In his closing remarks, 38th Judicial District Attorney Daniel Kindred said, “On the Friday before his death, he was a happy healthy boy—until he was released into [Vielma’s] care. Twenty-four hours later he was dead on the kitchen floor… We don’t know how many times he said ‘I’m sorry’ or how many times he said ‘stop.’” When asked if she wanted to address the court, Vielma said, “I am sorry, judge.” “I don’t know what happened that night.” Vielma was ultimately sentenced to eighteen years in prison. She was also sentenced to five years in prison for two felony charges she received in 2017, one for harboring a fugitive and the other for tampering with evidence. The five-year sentence was ordered to be served concurrently with her punishment for Davaughn’s death. At the conclusion of the hearing, Davaughn’s father, Dion Rodriguez, along with members of his family, expressed displeasure with the sentence. He was not alone. Davaughn’s brutal death served up rare courtroom drama for the small community of Uvalde, but ultimately left residents with more questions than justice.18

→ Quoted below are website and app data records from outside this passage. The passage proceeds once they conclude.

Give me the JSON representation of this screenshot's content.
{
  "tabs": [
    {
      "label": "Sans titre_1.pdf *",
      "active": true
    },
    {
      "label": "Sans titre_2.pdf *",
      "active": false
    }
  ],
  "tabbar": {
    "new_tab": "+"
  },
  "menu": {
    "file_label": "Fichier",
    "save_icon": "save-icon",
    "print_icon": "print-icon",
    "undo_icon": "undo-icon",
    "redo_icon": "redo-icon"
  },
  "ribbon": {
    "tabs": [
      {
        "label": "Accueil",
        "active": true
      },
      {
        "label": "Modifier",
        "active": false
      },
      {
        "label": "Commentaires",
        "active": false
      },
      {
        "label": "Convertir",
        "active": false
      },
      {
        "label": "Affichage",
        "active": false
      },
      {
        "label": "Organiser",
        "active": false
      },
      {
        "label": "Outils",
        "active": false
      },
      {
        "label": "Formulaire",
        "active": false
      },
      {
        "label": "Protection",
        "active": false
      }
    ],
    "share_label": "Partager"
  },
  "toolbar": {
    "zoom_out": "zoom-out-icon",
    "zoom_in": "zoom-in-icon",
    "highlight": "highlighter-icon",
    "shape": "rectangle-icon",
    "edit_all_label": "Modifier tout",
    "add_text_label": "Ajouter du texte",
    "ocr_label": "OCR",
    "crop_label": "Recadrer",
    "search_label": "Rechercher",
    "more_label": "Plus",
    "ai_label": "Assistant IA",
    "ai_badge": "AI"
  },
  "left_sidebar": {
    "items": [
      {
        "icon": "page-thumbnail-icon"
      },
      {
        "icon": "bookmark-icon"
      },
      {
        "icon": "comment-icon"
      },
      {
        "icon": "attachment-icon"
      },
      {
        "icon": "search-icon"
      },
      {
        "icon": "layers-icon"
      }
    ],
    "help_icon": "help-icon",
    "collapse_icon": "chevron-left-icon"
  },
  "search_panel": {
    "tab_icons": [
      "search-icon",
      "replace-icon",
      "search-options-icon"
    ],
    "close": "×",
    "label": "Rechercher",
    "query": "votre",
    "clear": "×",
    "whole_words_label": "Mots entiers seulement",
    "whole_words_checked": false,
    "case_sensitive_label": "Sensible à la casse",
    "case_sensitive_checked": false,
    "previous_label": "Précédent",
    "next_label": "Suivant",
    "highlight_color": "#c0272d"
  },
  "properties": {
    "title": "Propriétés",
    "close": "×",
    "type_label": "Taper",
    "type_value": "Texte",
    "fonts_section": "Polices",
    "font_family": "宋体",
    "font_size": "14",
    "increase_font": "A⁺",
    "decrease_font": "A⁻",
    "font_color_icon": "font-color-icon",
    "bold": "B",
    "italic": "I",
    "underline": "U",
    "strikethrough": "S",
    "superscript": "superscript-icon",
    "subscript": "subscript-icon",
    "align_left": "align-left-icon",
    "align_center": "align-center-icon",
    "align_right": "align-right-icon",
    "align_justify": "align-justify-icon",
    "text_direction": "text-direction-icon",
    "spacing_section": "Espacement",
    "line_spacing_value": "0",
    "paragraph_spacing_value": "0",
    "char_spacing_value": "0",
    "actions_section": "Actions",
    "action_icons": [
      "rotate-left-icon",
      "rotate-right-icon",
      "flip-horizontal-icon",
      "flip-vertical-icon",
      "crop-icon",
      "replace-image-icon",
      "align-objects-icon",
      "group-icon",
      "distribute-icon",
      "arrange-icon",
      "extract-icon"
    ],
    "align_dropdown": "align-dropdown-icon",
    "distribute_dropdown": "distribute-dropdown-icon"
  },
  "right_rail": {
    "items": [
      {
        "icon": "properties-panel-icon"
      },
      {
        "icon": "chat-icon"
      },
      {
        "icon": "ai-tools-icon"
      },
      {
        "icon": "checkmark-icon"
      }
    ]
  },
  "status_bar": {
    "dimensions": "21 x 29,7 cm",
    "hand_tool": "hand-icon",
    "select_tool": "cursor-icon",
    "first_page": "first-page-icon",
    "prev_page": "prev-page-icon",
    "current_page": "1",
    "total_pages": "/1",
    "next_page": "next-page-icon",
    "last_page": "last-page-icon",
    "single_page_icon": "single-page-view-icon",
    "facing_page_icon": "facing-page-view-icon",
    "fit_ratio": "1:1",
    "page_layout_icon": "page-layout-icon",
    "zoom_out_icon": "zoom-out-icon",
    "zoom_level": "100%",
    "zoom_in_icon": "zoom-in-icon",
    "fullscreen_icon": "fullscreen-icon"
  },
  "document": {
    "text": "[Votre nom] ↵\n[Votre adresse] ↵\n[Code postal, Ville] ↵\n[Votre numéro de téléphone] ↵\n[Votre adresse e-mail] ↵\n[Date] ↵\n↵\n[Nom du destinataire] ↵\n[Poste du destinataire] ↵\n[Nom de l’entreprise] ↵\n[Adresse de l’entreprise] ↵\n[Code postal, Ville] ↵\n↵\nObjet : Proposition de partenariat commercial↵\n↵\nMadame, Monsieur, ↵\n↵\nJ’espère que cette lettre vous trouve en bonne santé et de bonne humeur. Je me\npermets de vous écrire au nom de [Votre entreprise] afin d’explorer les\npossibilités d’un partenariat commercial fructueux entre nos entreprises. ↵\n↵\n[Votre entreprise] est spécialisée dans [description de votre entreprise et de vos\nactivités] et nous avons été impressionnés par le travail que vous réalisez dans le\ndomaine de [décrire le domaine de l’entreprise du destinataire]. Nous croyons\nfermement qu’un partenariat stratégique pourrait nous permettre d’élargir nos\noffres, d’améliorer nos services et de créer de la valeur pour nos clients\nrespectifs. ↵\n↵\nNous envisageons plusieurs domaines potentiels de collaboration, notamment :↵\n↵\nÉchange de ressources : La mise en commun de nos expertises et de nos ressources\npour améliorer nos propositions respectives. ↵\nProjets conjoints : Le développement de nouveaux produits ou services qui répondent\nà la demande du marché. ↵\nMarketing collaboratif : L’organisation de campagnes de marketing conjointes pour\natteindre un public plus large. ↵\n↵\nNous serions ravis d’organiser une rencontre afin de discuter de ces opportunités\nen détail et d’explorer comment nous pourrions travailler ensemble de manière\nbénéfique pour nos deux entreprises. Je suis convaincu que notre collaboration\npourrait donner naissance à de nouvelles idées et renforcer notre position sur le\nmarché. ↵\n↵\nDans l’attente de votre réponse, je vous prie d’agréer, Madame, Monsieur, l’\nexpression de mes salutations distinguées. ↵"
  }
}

Kimberly Mata-Rubio is pursuing a degree in history from St. Mary’s University in San Antonio. She is an award-winning journalist, having earned multiple first- and second-place awards from the regional South Texas Press Association and statewide Texas Press Association. During her career with the Uvalde Leader-News, where she served as a staff writer and later assistant editor, she covered crime, public schools, the court system, and city and county governments in addition to serving on the chamber of commerce board of directors.Author Portfolio Page

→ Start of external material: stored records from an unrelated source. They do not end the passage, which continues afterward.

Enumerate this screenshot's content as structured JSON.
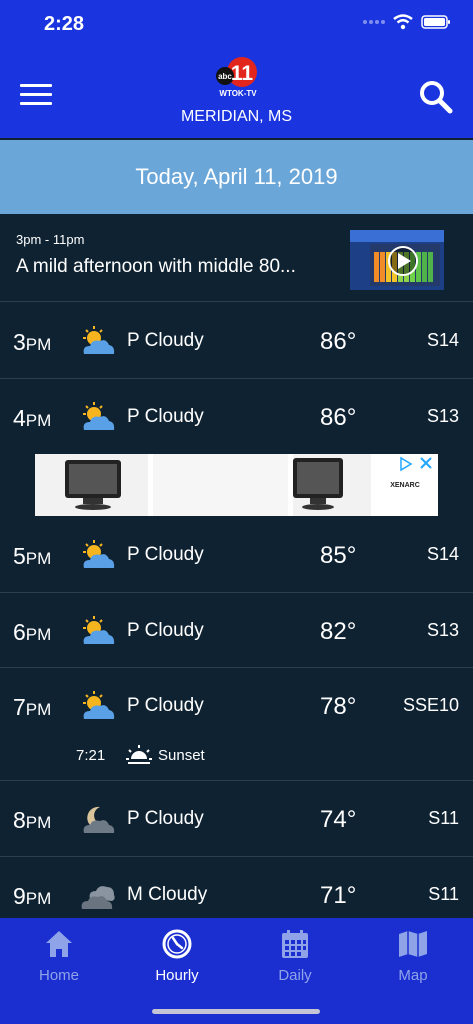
{
  "status": {
    "time": "2:28"
  },
  "header": {
    "logo_text": "11",
    "logo_network": "abc",
    "logo_sub": "WTOK-TV",
    "city": "MERIDIAN, MS"
  },
  "date_banner": "Today, April 11, 2019",
  "summary": {
    "time_range": "3pm - 11pm",
    "text": "A mild afternoon with middle 80..."
  },
  "hours": [
    {
      "hour": "3",
      "ampm": "PM",
      "icon": "partly-cloudy-icon",
      "condition": "P Cloudy",
      "temp": "86°",
      "wind": "S14"
    },
    {
      "hour": "4",
      "ampm": "PM",
      "icon": "partly-cloudy-icon",
      "condition": "P Cloudy",
      "temp": "86°",
      "wind": "S13"
    },
    {
      "hour": "5",
      "ampm": "PM",
      "icon": "partly-cloudy-icon",
      "condition": "P Cloudy",
      "temp": "85°",
      "wind": "S14"
    },
    {
      "hour": "6",
      "ampm": "PM",
      "icon": "partly-cloudy-icon",
      "condition": "P Cloudy",
      "temp": "82°",
      "wind": "S13"
    },
    {
      "hour": "7",
      "ampm": "PM",
      "icon": "partly-cloudy-icon",
      "condition": "P Cloudy",
      "temp": "78°",
      "wind": "SSE10",
      "sun_event": {
        "time": "7:21",
        "label": "Sunset"
      }
    },
    {
      "hour": "8",
      "ampm": "PM",
      "icon": "moon-cloudy-icon",
      "condition": "P Cloudy",
      "temp": "74°",
      "wind": "S11"
    },
    {
      "hour": "9",
      "ampm": "PM",
      "icon": "mostly-cloudy-icon",
      "condition": "M Cloudy",
      "temp": "71°",
      "wind": "S11"
    }
  ],
  "ad": {
    "brand": "XENARC"
  },
  "tabs": [
    {
      "label": "Home",
      "icon": "home-icon",
      "active": false
    },
    {
      "label": "Hourly",
      "icon": "clock-icon",
      "active": true
    },
    {
      "label": "Daily",
      "icon": "calendar-icon",
      "active": false
    },
    {
      "label": "Map",
      "icon": "map-icon",
      "active": false
    }
  ],
  "colors": {
    "header": "#1a35e0",
    "banner": "#6aa6d8",
    "background": "#0f2232",
    "tabbar": "#1b2ed0",
    "tab_inactive": "#8fa3e8"
  }
}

This article is so powerful due to the topic and how sensitive a child’s death must be. This also gave me a good motive to read the article while being engaged with the article. I liked how the community of Uvalde is also mentioned because they are affected by this and are a good representation of what the masses think about the subject. The aspect of storytelling and the inside information engraved within the story makes for an interesting and engaging read.